The same holds true in my own life. I have gone on retreats where the Lord has done big, beautiful things in my heart and I think the change should be evident to others. Or I will drag myself into the confessional and nobody knows the simultaneous effort and surrender that went into that action. Or I will have a needed and yet painful conversation with someone which provides the impetus for my heart to change towards them. Many of the moments in my inner life that seem foundational and transformative were experienced in secret, without anyone to recognize the heart rearranging that was occurring. However, sometimes I will share these moments of encountering the Lord and they will resonate with the other person. If the other has traveled the same path, the same Camino if you will, they can understand some of the joys and difficulties.
As I sat in the basilica, the pilgrimage made more sense at a broader level. The Camino was life. Santiago de Compostela was Heaven, the glorious end we are all journeying towards. Along the way, we encounter excitement, adventure, pain, companions, fatigue, and joy. Some days we are victorious and some days we fail. Each day, though, moves us closer and closer to home, a place where we will no longer be pilgrims but residents.

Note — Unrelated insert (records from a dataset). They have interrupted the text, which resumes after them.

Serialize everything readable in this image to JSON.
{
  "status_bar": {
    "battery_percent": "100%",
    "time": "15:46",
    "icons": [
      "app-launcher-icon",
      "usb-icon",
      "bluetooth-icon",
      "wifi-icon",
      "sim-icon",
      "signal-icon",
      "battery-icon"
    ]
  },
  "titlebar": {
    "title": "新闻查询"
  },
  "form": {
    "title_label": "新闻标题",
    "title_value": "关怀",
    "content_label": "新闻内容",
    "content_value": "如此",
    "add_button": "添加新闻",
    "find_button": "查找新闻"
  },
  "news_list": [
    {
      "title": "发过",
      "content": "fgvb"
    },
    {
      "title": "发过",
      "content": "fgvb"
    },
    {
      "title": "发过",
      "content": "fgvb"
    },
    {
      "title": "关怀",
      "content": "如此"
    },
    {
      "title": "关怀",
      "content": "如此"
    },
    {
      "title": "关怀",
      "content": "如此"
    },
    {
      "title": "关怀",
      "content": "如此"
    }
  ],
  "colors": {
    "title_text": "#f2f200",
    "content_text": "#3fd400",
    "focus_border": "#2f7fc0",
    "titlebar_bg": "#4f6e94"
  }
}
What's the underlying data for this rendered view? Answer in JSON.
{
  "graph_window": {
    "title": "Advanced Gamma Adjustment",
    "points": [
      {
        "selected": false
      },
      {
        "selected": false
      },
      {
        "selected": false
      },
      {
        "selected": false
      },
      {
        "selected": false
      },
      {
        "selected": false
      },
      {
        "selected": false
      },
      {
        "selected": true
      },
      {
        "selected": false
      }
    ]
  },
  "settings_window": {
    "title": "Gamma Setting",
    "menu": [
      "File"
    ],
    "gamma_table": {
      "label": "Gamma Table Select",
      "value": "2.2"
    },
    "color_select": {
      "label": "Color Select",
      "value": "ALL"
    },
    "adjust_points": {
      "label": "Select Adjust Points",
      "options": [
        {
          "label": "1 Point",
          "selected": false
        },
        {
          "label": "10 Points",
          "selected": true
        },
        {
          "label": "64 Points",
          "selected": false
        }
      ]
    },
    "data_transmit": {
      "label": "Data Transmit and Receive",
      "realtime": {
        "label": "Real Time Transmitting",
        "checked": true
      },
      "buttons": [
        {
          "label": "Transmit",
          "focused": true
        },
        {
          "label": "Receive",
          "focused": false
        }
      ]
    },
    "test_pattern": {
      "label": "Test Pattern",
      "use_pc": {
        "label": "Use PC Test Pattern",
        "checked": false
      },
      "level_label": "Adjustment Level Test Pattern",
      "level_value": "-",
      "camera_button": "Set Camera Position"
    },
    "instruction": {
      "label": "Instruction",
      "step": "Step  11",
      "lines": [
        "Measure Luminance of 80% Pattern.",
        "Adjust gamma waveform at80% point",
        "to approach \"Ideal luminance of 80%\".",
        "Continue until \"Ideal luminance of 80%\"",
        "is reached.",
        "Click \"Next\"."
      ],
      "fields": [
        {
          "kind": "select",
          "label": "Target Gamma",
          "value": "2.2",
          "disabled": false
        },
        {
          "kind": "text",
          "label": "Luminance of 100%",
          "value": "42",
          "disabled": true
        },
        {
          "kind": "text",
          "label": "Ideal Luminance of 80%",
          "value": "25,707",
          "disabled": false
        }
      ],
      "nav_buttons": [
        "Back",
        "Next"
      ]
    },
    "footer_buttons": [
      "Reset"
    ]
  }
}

So then you are no longer strangers and sojourners, but you are fellow citizens with the saints and members of the household of God, built upon the foundation of the apostles and prophets, Christ Jesus himself being the cornerstone, in whom the whole structure is joined together and grows into a holy temple in the Lord; in whom you also are built into it for a dwelling place of God in the Spirit. (Ephesians 2: 19-22)